SMB technology is being used for the separation of the enantiomers of chiral molecules at production scale. For example, it was used during the separation of the enantiomers of the antiasthmatic agent formoterol and of the antitussive agent guaifenesin. Compared to the batch elution chromatography, a reduction of the mobile phase consumption of respectively 81% and 84% was achieved using SMB. The results show that the influence of the feed rate and extract rate on the separation affect the high purity and productivity and enable the production of both the enantiomers.
SMB offers lower production cost by requiring less column volume, less chromatographic separation media ("packing" or "stationary phase"), and less solvent. Although because of its complex assembly, its adoption requires higher initial cost compared to single column operations, and also leads to higher maintenance cost.
The supercritical fluid chromatography technique or SFC is an innovative technology used in the analysis as well as the separation of various racemates. The various enantiomers have been separated using SFC due to its several merits over conventional HPLC methods such as low cost, wide polarity compatibility, higher column efficiency, and fast analyzing capability, which are desirable features for the pharmaceutical industry.
SFC has been found to be a better technique than HPLC for the chiral separations on a preparative scale because of its requirement of a low volume of solvents and easier recovery of the pure enantiomers. However, it is not cost-effective or scalable in a production environment beyond kilo scale levels.
One of the compounds developed using SFC is Diniconazole. It is a broad-spectrum triazole fungicide that is used to prevent plant diseases such as powdery mildew, bunt, rust, smut, and Septoria leaf spot. Diniconazole is a chiral chemical with one chiral center and is sold commercially as a mixture of R- and S-enantiomers. It has been reported that R-(-)-diniconazole has higher bactericidal activity, while S-(+)-diniconazole shows higher plant growth regulator activity. It is important to know if environmental factors have altered the ratio of R- and S-diniconazole.
Chiral Supercritical Fluid Chromatography (SFC) and mass spectrometry detection were used to study the different ratios of diniconazole in various plant materials. A ChromegaChiral™ CCA column was used to provide baseline resolution of the two diniconazole enantiomers. However, they are closely separated. In this study 14 different chiral stationary phases were evaluated for the chiral SFC separation.
ChiroSolve offers Chiral Resolution Kits

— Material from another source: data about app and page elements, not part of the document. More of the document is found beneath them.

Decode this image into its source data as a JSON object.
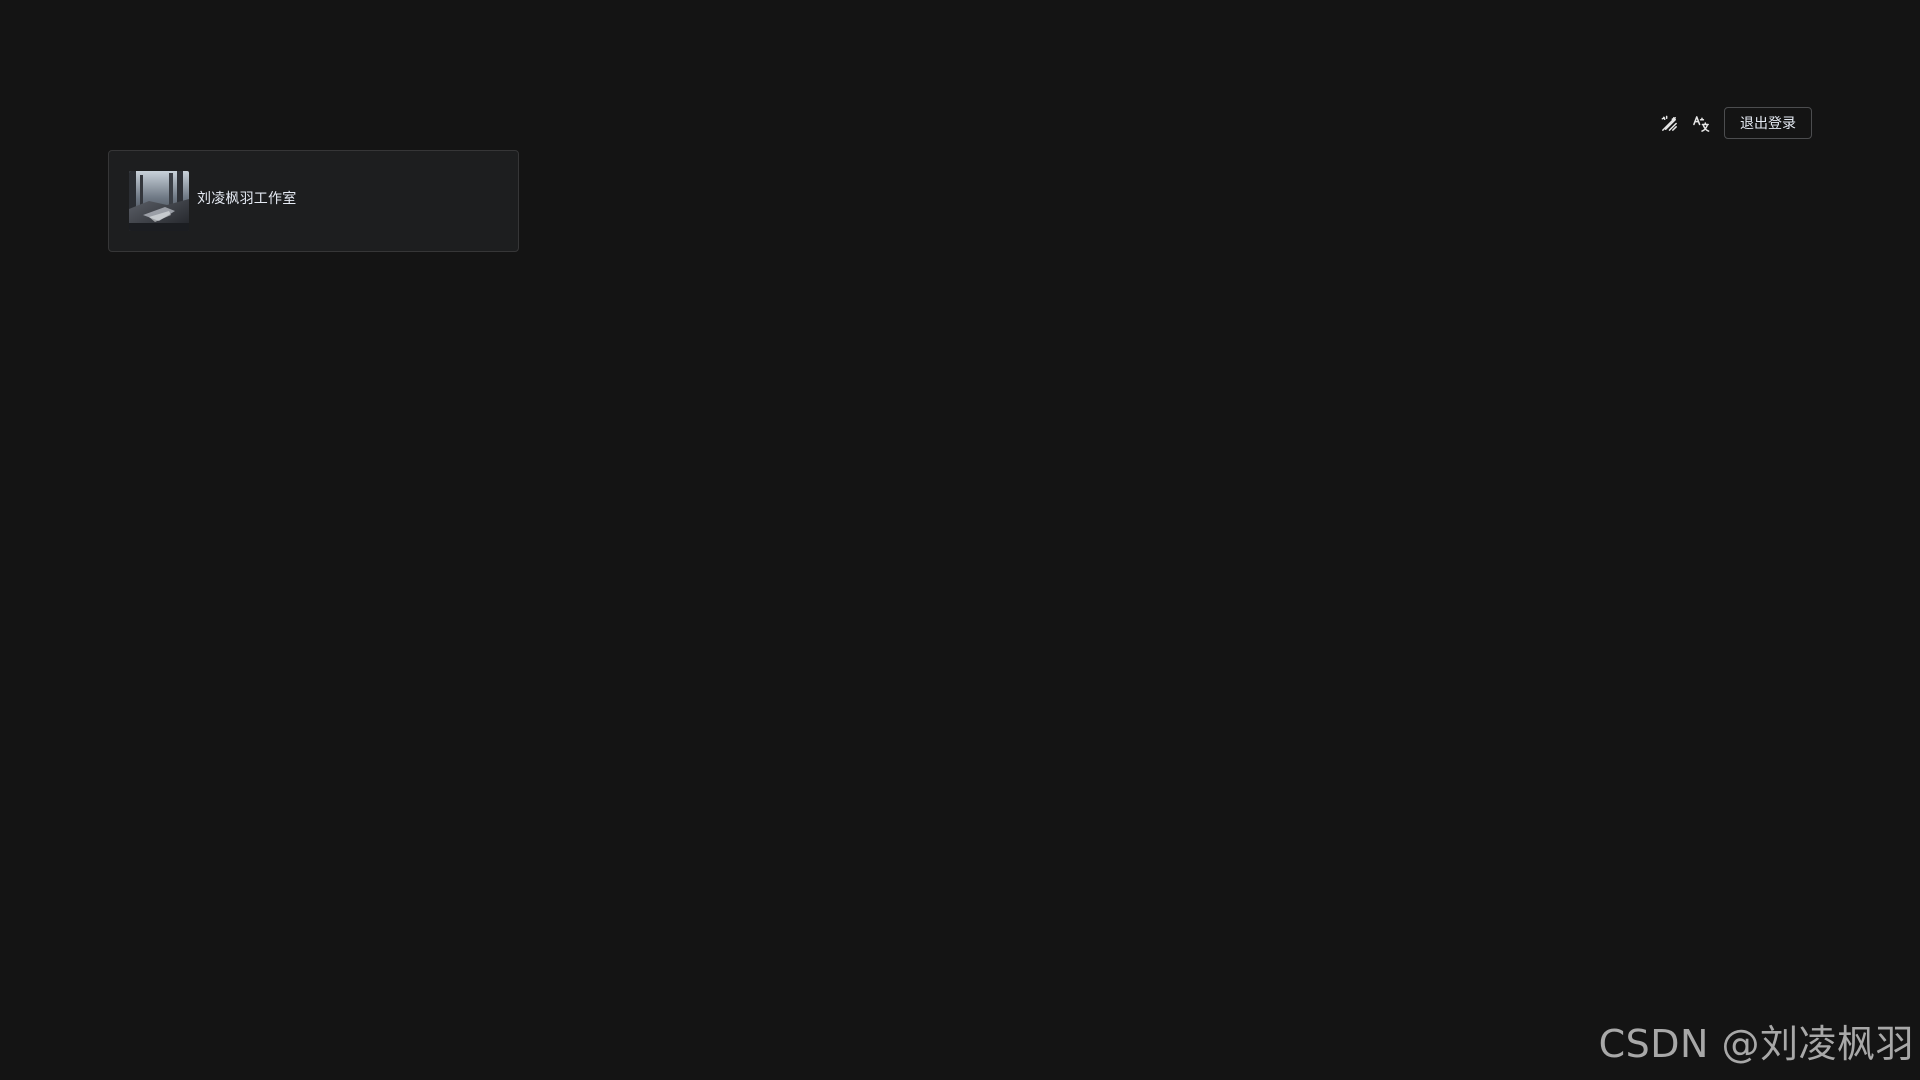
{
  "header": {
    "icons": [
      {
        "name": "theme-toggle-icon"
      },
      {
        "name": "language-translate-icon"
      }
    ],
    "logout_label": "退出登录"
  },
  "apps": [
    {
      "name": "刘凌枫羽工作室",
      "thumbnail": "studio-photo"
    }
  ],
  "watermark": "CSDN @刘凌枫羽",
  "colors": {
    "background": "#141414",
    "card_background": "#1d1e1f",
    "card_border": "#363637",
    "text": "#e5eaf3"
  }
}
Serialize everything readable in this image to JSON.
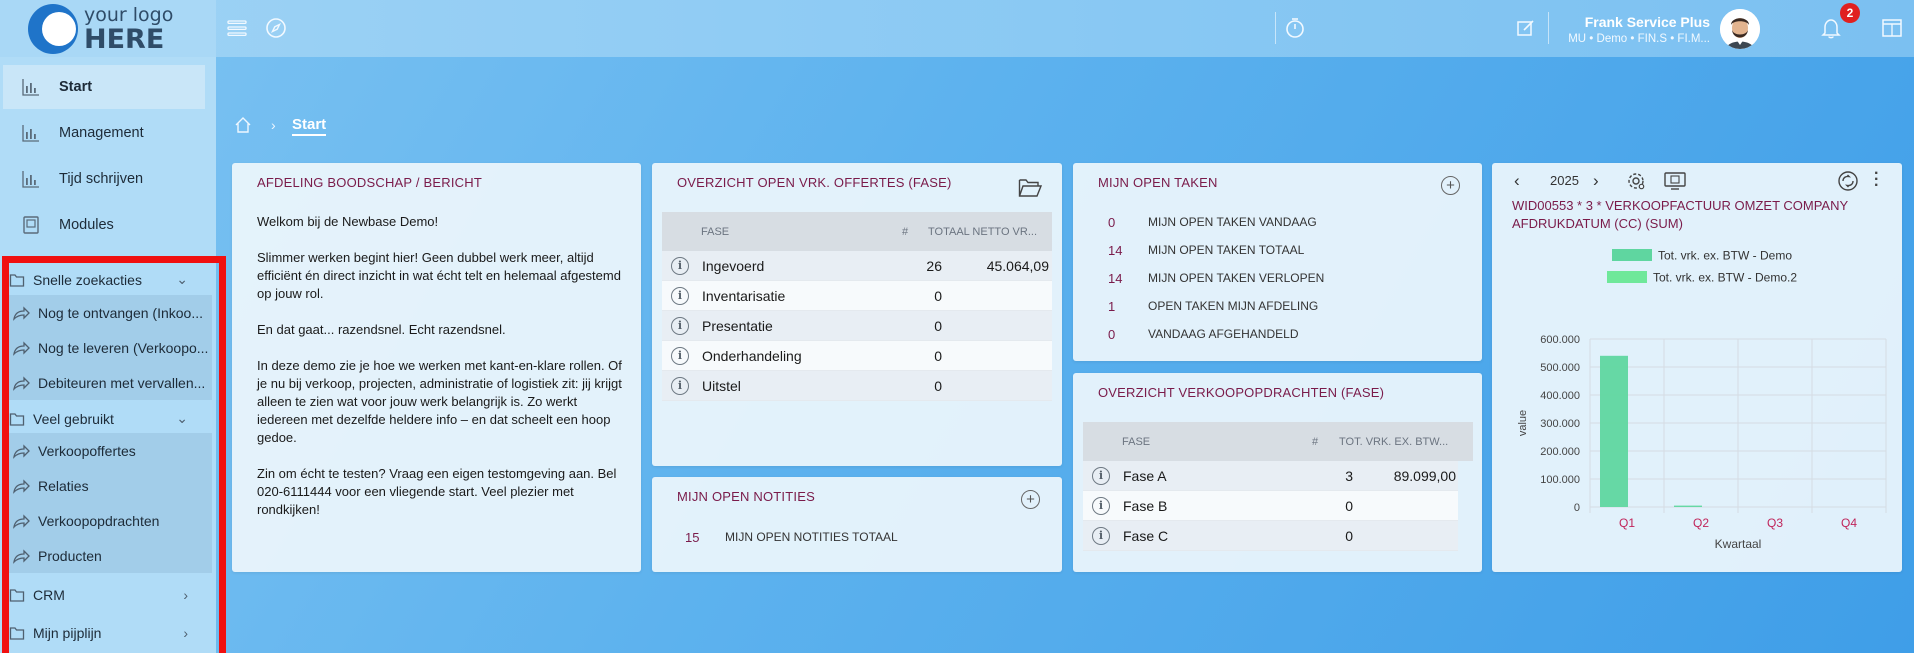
{
  "logo": {
    "line1": "your logo",
    "line2": "HERE"
  },
  "header": {
    "user_name": "Frank Service Plus",
    "user_sub": "MU • Demo • FIN.S • FI.M...",
    "notification_count": "2"
  },
  "sidebar": {
    "nav": [
      {
        "label": "Start",
        "icon": "chart-icon",
        "active": true
      },
      {
        "label": "Management",
        "icon": "chart-icon"
      },
      {
        "label": "Tijd schrijven",
        "icon": "chart-icon"
      },
      {
        "label": "Modules",
        "icon": "modules-icon"
      }
    ],
    "groups": {
      "snelle": {
        "label": "Snelle zoekacties",
        "expanded": true,
        "items": [
          "Nog te ontvangen (Inkoo...",
          "Nog te leveren (Verkoopo...",
          "Debiteuren met vervallen..."
        ]
      },
      "veel": {
        "label": "Veel gebruikt",
        "expanded": true,
        "items": [
          "Verkoopoffertes",
          "Relaties",
          "Verkoopopdrachten",
          "Producten"
        ]
      },
      "crm": {
        "label": "CRM",
        "expanded": false
      },
      "pijplijn": {
        "label": "Mijn pijplijn",
        "expanded": false
      }
    }
  },
  "breadcrumb": {
    "current": "Start"
  },
  "message_card": {
    "title": "AFDELING BOODSCHAP / BERICHT",
    "p1": "Welkom bij de Newbase Demo!",
    "p2": "Slimmer werken begint hier! Geen dubbel werk meer, altijd efficiënt én direct inzicht in wat écht telt en helemaal afgestemd op jouw rol.",
    "p3": "En dat gaat... razendsnel. Echt razendsnel.",
    "p4": "In deze demo zie je hoe we werken met kant-en-klare rollen. Of je nu bij verkoop, projecten, administratie of logistiek zit: jij krijgt alleen te zien wat voor jouw werk belangrijk is. Zo werkt iedereen met dezelfde heldere info – en dat scheelt een hoop gedoe.",
    "p5": "Zin om écht te testen? Vraag een eigen testomgeving aan. Bel 020-6111444 voor een vliegende start. Veel plezier met rondkijken!"
  },
  "offertes_card": {
    "title": "OVERZICHT OPEN VRK. OFFERTES (FASE)",
    "headers": {
      "fase": "FASE",
      "count": "#",
      "total": "TOTAAL NETTO VR..."
    },
    "rows": [
      {
        "fase": "Ingevoerd",
        "count": "26",
        "total": "45.064,09"
      },
      {
        "fase": "Inventarisatie",
        "count": "0",
        "total": ""
      },
      {
        "fase": "Presentatie",
        "count": "0",
        "total": ""
      },
      {
        "fase": "Onderhandeling",
        "count": "0",
        "total": ""
      },
      {
        "fase": "Uitstel",
        "count": "0",
        "total": ""
      }
    ]
  },
  "notities_card": {
    "title": "MIJN OPEN NOTITIES",
    "rows": [
      {
        "num": "15",
        "label": "MIJN OPEN NOTITIES TOTAAL"
      }
    ]
  },
  "taken_card": {
    "title": "MIJN OPEN TAKEN",
    "rows": [
      {
        "num": "0",
        "label": "MIJN OPEN TAKEN VANDAAG"
      },
      {
        "num": "14",
        "label": "MIJN OPEN TAKEN TOTAAL"
      },
      {
        "num": "14",
        "label": "MIJN OPEN TAKEN VERLOPEN"
      },
      {
        "num": "1",
        "label": "OPEN TAKEN MIJN AFDELING"
      },
      {
        "num": "0",
        "label": "VANDAAG AFGEHANDELD"
      }
    ]
  },
  "opdrachten_card": {
    "title": "OVERZICHT VERKOOPOPDRACHTEN (FASE)",
    "headers": {
      "fase": "FASE",
      "count": "#",
      "total": "TOT. VRK. EX. BTW..."
    },
    "rows": [
      {
        "fase": "Fase A",
        "count": "3",
        "total": "89.099,00"
      },
      {
        "fase": "Fase B",
        "count": "0",
        "total": ""
      },
      {
        "fase": "Fase C",
        "count": "0",
        "total": ""
      }
    ]
  },
  "chart_card": {
    "year": "2025",
    "title": "WID00553 * 3 * VERKOOPFACTUUR OMZET COMPANY AFDRUKDATUM (CC) (SUM)"
  },
  "chart_data": {
    "type": "bar",
    "categories": [
      "Q1",
      "Q2",
      "Q3",
      "Q4"
    ],
    "series": [
      {
        "name": "Tot. vrk. ex. BTW - Demo",
        "values": [
          540000,
          5000,
          0,
          0
        ],
        "color": "#5fd6a0"
      },
      {
        "name": "Tot. vrk. ex. BTW - Demo.2",
        "values": [
          0,
          0,
          0,
          0
        ],
        "color": "#6fe89a"
      }
    ],
    "xlabel": "Kwartaal",
    "ylabel": "value",
    "ylim": [
      0,
      600000
    ],
    "yticks": [
      "0",
      "100.000",
      "200.000",
      "300.000",
      "400.000",
      "500.000",
      "600.000"
    ],
    "grid": true,
    "legend": "top"
  }
}
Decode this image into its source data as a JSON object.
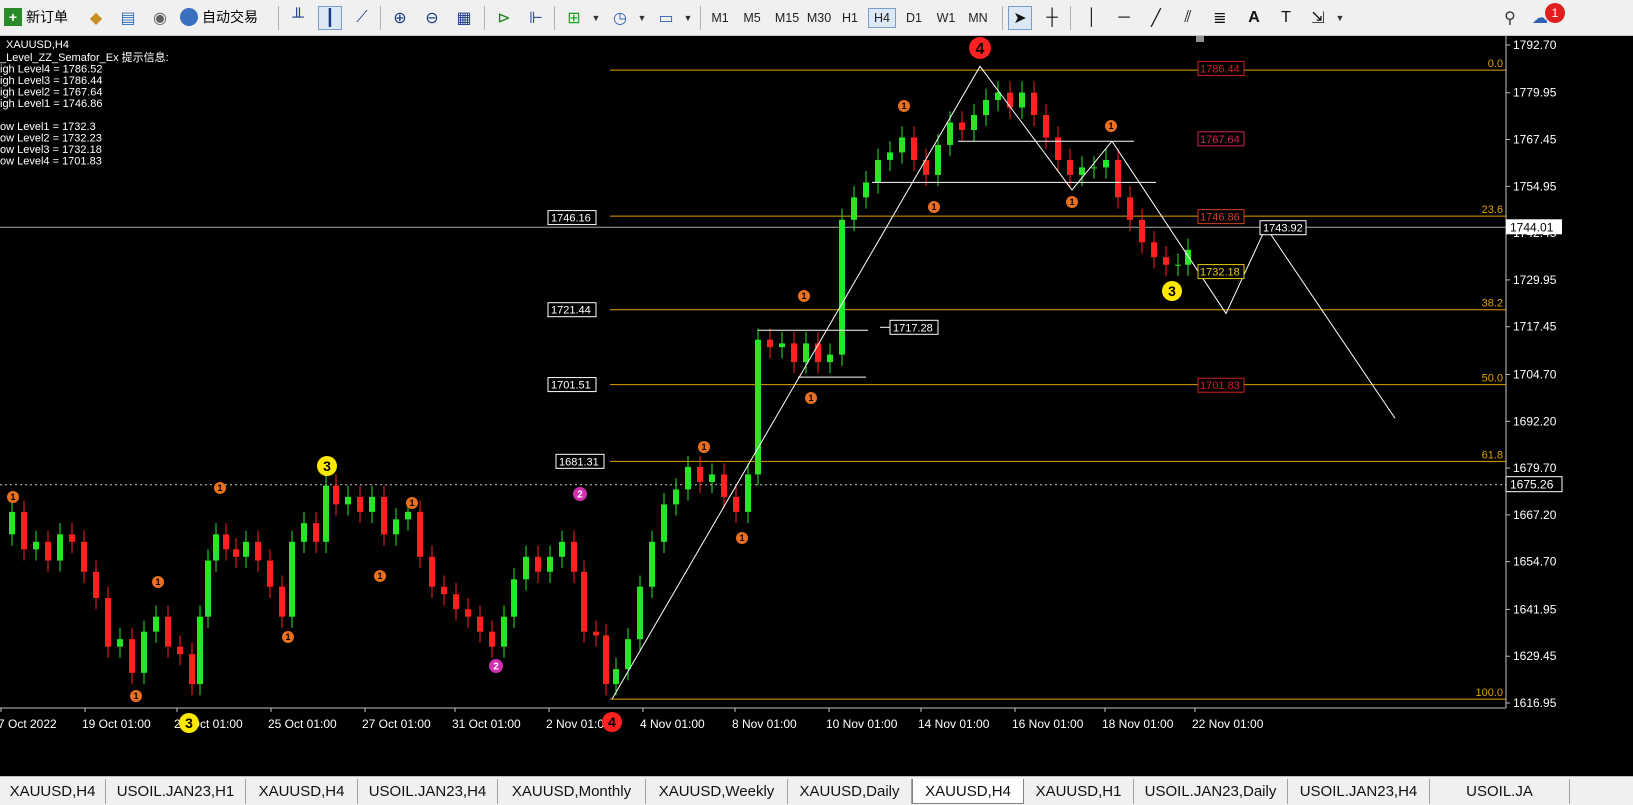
{
  "toolbar": {
    "new_order": "新订单",
    "auto_trade": "自动交易",
    "timeframes": [
      "M1",
      "M5",
      "M15",
      "M30",
      "H1",
      "H4",
      "D1",
      "W1",
      "MN"
    ],
    "active_timeframe": "H4",
    "notification_count": "1"
  },
  "chart": {
    "symbol_label": "XAUUSD,H4",
    "indicator_title": "_Level_ZZ_Semafor_Ex 提示信息:",
    "indicator_lines": [
      "igh Level4 = 1786.52",
      "igh Level3 = 1786.44",
      "igh Level2 = 1767.64",
      "igh Level1 = 1746.86",
      "",
      "ow Level1 = 1732.3",
      "ow Level2 = 1732.23",
      "ow Level3 = 1732.18",
      "ow Level4 = 1701.83"
    ],
    "price_axis": [
      "1792.70",
      "1779.95",
      "1767.45",
      "1754.95",
      "1742.45",
      "1729.95",
      "1717.45",
      "1704.70",
      "1692.20",
      "1679.70",
      "1667.20",
      "1654.70",
      "1641.95",
      "1629.45",
      "1616.95"
    ],
    "current_price": "1744.01",
    "dashed_price": "1675.26",
    "time_axis": [
      "7 Oct 2022",
      "19 Oct 01:00",
      "21 Oct 01:00",
      "25 Oct 01:00",
      "27 Oct 01:00",
      "31 Oct 01:00",
      "2 Nov 01:00",
      "4 Nov 01:00",
      "8 Nov 01:00",
      "10 Nov 01:00",
      "14 Nov 01:00",
      "16 Nov 01:00",
      "18 Nov 01:00",
      "22 Nov 01:00"
    ],
    "fib_levels": [
      {
        "label": "0.0",
        "price": 1786.0
      },
      {
        "label": "23.6",
        "price": 1747.0
      },
      {
        "label": "38.2",
        "price": 1722.0
      },
      {
        "label": "50.0",
        "price": 1702.0
      },
      {
        "label": "61.8",
        "price": 1681.5
      },
      {
        "label": "100.0",
        "price": 1618.0
      }
    ],
    "level_boxes_left": [
      "1746.16",
      "1721.44",
      "1701.51",
      "1681.31"
    ],
    "level_boxes_right": [
      "1786.44",
      "1767.64",
      "1746.86",
      "1732.18",
      "1701.83"
    ],
    "box_1717": "1717.28",
    "box_1743": "1743.92",
    "semafor_labels": [
      "4",
      "3",
      "3",
      "3",
      "2",
      "2",
      "1"
    ],
    "colors": {
      "up": "#27e627",
      "down": "#ff2020",
      "fib": "#e0a000",
      "semafor1": "#e87020",
      "semafor2": "#d030b0",
      "semafor3": "#ffe800",
      "semafor4": "#ff2020"
    }
  },
  "tabs": [
    "XAUUSD,H4",
    "USOIL.JAN23,H1",
    "XAUUSD,H4",
    "USOIL.JAN23,H4",
    "XAUUSD,Monthly",
    "XAUUSD,Weekly",
    "XAUUSD,Daily",
    "XAUUSD,H4",
    "XAUUSD,H1",
    "USOIL.JAN23,Daily",
    "USOIL.JAN23,H4",
    "USOIL.JA"
  ],
  "active_tab_index": 7
}
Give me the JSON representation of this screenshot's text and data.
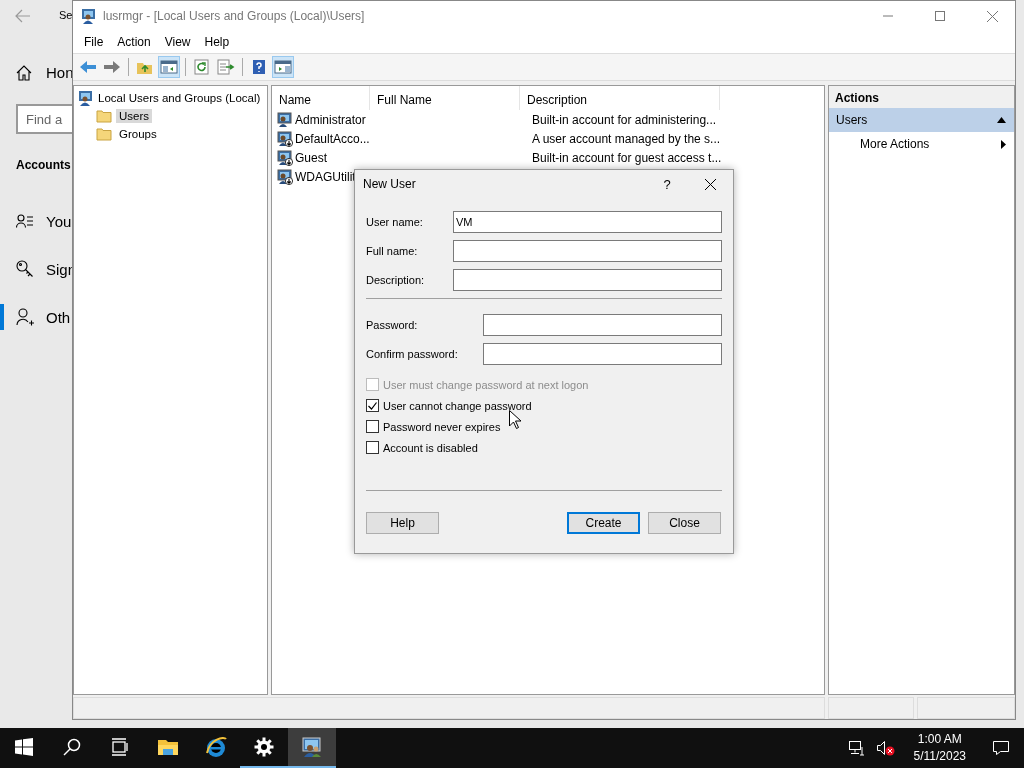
{
  "settings_window": {
    "title": "Se",
    "home": "Hon",
    "search": {
      "placeholder": "Find a"
    },
    "section": "Accounts",
    "items": [
      {
        "label": "You",
        "selected": false
      },
      {
        "label": "Sign",
        "selected": false
      },
      {
        "label": "Oth",
        "selected": true
      }
    ]
  },
  "mmc_window": {
    "title": "lusrmgr - [Local Users and Groups (Local)\\Users]",
    "menu": [
      "File",
      "Action",
      "View",
      "Help"
    ],
    "toolbar": [
      {
        "kind": "back",
        "pressed": false
      },
      {
        "kind": "forward",
        "pressed": false
      },
      {
        "kind": "sep"
      },
      {
        "kind": "up",
        "pressed": false
      },
      {
        "kind": "tree",
        "pressed": true
      },
      {
        "kind": "sep"
      },
      {
        "kind": "refresh",
        "pressed": false
      },
      {
        "kind": "export",
        "pressed": false
      },
      {
        "kind": "sep"
      },
      {
        "kind": "help",
        "pressed": false
      },
      {
        "kind": "actionpane",
        "pressed": true
      }
    ],
    "tree": {
      "label": "Local Users and Groups (Local)",
      "children": [
        {
          "label": "Users",
          "selected": true
        },
        {
          "label": "Groups",
          "selected": false
        }
      ]
    },
    "list": {
      "columns": [
        "Name",
        "Full Name",
        "Description"
      ],
      "rows": [
        {
          "name": "Administrator",
          "description": "Built-in account for administering...",
          "disabled": false
        },
        {
          "name": "DefaultAcco...",
          "description": "A user account managed by the s...",
          "disabled": true
        },
        {
          "name": "Guest",
          "description": "Built-in account for guest access t...",
          "disabled": true
        },
        {
          "name": "WDAGUtilit",
          "disabled": true
        }
      ]
    },
    "actions": {
      "title": "Actions",
      "section": {
        "label": "Users",
        "expanded": true
      },
      "items": [
        "More Actions"
      ]
    }
  },
  "dialog": {
    "title": "New User",
    "help_glyph": "?",
    "fields": [
      {
        "label": "User name:",
        "value": "VM"
      },
      {
        "label": "Full name:"
      },
      {
        "label": "Description:"
      }
    ],
    "password_fields": [
      {
        "label": "Password:"
      },
      {
        "label": "Confirm password:"
      }
    ],
    "options": [
      {
        "label": "User must change password at next logon",
        "checked": false,
        "disabled": true
      },
      {
        "label": "User cannot change password",
        "checked": true,
        "disabled": false
      },
      {
        "label": "Password never expires",
        "checked": false,
        "disabled": false
      },
      {
        "label": "Account is disabled",
        "checked": false,
        "disabled": false
      }
    ],
    "buttons": [
      {
        "label": "Help",
        "default": false
      },
      {
        "label": "Create",
        "default": true
      },
      {
        "label": "Close",
        "default": false
      }
    ]
  },
  "taskbar": {
    "apps": [
      {
        "kind": "start",
        "running": false,
        "active": false
      },
      {
        "kind": "search",
        "running": false,
        "active": false
      },
      {
        "kind": "taskview",
        "running": false,
        "active": false
      },
      {
        "kind": "explorer",
        "running": false,
        "active": false
      },
      {
        "kind": "browser",
        "running": false,
        "active": false
      },
      {
        "kind": "settings",
        "running": true,
        "active": false
      },
      {
        "kind": "mmc",
        "running": true,
        "active": true
      }
    ],
    "time": "1:00 AM",
    "date": "5/11/2023"
  }
}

Separation of chiral molecules (enantiomers) from racemic mixture using Diastereomeric Crystallization Technique can be achieved and enhanced by the addition of chiral acids or bases. The resulting formation of salts can be separated on the basis of their differing solubility.
Using this principle, ChiroSolve Inc. has developed Chiral Resolution kits that allow scientists to quickly identify most commercially feasible chiral separation conditions for a given racemate within a matter of days. It does this by offering 96-vial high-throughput Chiral Screen Kits that:
Are made from chemically inert polypropylene material that can withstand temperatures of -200C to 1200C, so that full resolution can be done inside the vials
Contain chirally pure resolving agents that are easily cheaply available in large quantities and that have historically offered chiral separation
Contain 384 to 576 resolution conditions that racemate is checked against in parallel
Offer results within 24 hours after simple heating and cooling efforts